### HOW TO COMPLETE THIS TASK
Scan the records below. Copy every line in which the word "title" appears.

■ ■ ■

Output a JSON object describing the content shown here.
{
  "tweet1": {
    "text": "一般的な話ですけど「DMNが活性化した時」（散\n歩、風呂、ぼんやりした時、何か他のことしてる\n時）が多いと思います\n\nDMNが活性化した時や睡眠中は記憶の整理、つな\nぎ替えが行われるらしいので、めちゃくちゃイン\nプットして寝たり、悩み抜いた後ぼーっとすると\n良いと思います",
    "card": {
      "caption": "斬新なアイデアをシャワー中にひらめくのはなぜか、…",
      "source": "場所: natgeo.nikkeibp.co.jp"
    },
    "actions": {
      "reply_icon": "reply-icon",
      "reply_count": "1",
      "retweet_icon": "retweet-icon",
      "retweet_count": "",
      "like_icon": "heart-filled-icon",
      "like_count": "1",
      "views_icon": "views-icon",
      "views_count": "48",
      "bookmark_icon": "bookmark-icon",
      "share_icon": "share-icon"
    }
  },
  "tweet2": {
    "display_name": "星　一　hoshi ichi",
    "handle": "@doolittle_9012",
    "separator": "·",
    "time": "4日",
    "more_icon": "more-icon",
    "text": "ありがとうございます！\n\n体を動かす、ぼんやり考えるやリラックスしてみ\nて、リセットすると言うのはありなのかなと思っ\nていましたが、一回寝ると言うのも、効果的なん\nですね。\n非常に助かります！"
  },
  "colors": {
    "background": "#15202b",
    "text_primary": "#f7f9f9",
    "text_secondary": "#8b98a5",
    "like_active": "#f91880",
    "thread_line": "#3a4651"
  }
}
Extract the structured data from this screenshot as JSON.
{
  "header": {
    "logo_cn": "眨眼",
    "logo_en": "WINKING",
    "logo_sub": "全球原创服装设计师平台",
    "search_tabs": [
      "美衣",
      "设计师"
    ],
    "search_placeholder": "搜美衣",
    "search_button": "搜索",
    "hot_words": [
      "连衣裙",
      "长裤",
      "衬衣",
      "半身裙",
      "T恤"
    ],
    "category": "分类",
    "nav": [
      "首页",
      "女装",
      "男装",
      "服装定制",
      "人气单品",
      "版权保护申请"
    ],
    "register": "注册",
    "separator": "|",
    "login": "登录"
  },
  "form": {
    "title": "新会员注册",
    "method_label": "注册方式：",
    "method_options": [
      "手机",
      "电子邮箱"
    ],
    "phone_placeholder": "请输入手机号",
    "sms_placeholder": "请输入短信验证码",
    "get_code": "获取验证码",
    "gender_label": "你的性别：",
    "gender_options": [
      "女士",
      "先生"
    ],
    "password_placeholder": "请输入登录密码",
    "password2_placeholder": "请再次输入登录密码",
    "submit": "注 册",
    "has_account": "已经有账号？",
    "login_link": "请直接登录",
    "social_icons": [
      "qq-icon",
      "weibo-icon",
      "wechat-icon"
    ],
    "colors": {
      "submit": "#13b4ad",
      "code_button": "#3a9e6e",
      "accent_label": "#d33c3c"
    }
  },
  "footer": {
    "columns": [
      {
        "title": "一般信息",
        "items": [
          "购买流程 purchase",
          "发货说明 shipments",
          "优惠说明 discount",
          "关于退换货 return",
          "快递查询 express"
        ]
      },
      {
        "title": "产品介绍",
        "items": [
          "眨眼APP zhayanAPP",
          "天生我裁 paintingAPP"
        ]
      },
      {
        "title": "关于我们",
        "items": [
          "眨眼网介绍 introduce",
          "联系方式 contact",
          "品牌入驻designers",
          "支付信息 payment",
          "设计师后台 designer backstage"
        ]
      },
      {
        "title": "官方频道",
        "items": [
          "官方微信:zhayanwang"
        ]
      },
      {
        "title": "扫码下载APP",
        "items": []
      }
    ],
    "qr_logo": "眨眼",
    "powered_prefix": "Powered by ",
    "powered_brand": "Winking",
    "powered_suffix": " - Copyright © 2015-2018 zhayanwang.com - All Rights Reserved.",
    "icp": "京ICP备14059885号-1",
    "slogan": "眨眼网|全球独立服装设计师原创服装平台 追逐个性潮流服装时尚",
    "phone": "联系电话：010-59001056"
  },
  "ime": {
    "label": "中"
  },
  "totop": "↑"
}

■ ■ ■

### FINISHED EXERCISE
    "title": "新会员注册",
        "title": "一般信息",
        "title": "产品介绍",
        "title": "关于我们",
        "title": "官方频道",
        "title": "扫码下载APP",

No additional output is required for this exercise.